The irony of age discrimination

Like other ‘isms and all forms of discrimination, ageism has no place in our industry – whether it’s directed at employees or customers. While I strongly support the rights of a cautious and well-run business, ageism isn’t only unjust, but also illogical.

And yet, every now and then, the issue of ageism rears its ugly head. On the plus side, this is a useful opportunity to discuss the concerns surrounding age discrimination and its potential impact on our industry and society in general.

In March, one of the UK’s biggest mortgage lenders made headlines by dropping its lending criteria for certain products from 75 to 70 years old, having raised it from 50 to 80 years in 2016. Many in the industry expressed concern at this U-turn, with some voicing their hopes that other lenders wouldn’t follow suit. A mass regression to lower age ceilings could be damaging to both the mortgage industry and to the wellbeing of our society.

Ironically, this reversal happened the same week that the Financial Conduct Authority (FCA) launched its review into how financial firms treat vulnerable customers.

Nothing but a number

Age discrimination in the financial services industry ignores the fact that the number of people aged 65 years and over increased by nearly two million since 2011, according to the 2021 census.
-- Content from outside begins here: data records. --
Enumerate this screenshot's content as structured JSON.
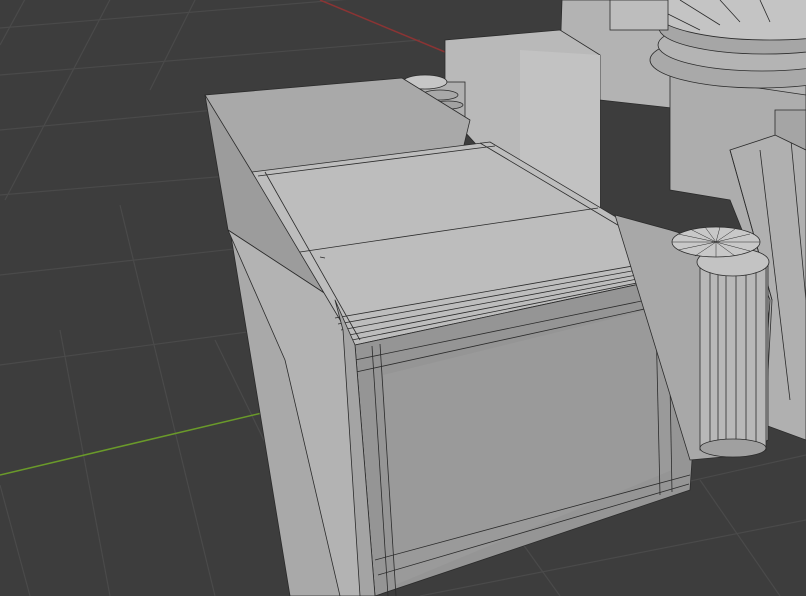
{
  "viewport": {
    "background_color": "#3d3d3d",
    "grid_color": "#484848",
    "x_axis_color": "#8a3434",
    "y_axis_color": "#6a9a2a",
    "mesh_light_color": "#b6b6b6",
    "mesh_mid_color": "#9e9e9e",
    "mesh_dark_color": "#8a8a8a",
    "wire_color": "#2b2b2b"
  }
}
The Centre for Ageing Better described their ‘State of Ageing 2023’ report as “the most detailed, varied and up-to-date report about ageing in England.” According to its figures, the number of people aged 65 to 79 will increase by 30% to more than 10 million in the next 40 years.

During the same period, the report predicts that the number of people aged 80 and over will more than double to upwards of six million. Right now, there are more than nine million over-70s in the UK, according to Office for National Statistics (ONS) data, and 25 million people over the age of 50.

In general, the population is healthier, and as a result, many are working longer. And Baby Boomers with solid pensions make good customers. Despite these positive signs, age discrimination persists.

Our November 2022 survey of 2,000 people found that only 4% of people over-50 believed they would be able to take out a new mortgage. If that wasn’t concerning enough, this dropped to 2% for those over-80.

Many people, whether they’re in their 50s or 80s, are very financially capable of servicing a mortgage. Alongside pensions, they may have other income bearing assets and investments. But all too often, lenders ignore this.

Our 2023 survey of over-50s found that 28% had gone back to work after retiring. Aside from the fact that many in their 70s and 80s have not retired or are returning to work, lenders should consider a range of incomes, beyond salary.

It is understandable that lenders and brokers alike can find the later life mortgage market complex at best and overwhelming at worst. It doesn’t have to be, however.

A simple combination of an affordability calculator with product matching technology can provide a selection of suitable mortgages to help specialist underwriters and business development managers decide on affordability. Moreover, the process demonstrates how a person’s age is mainly obsolete.

Leon Diamond is CEO of LiveMore

Find out more about current trends in the later life lending market in our upcoming Focus Issue, which will be published later this month. Subscribe here.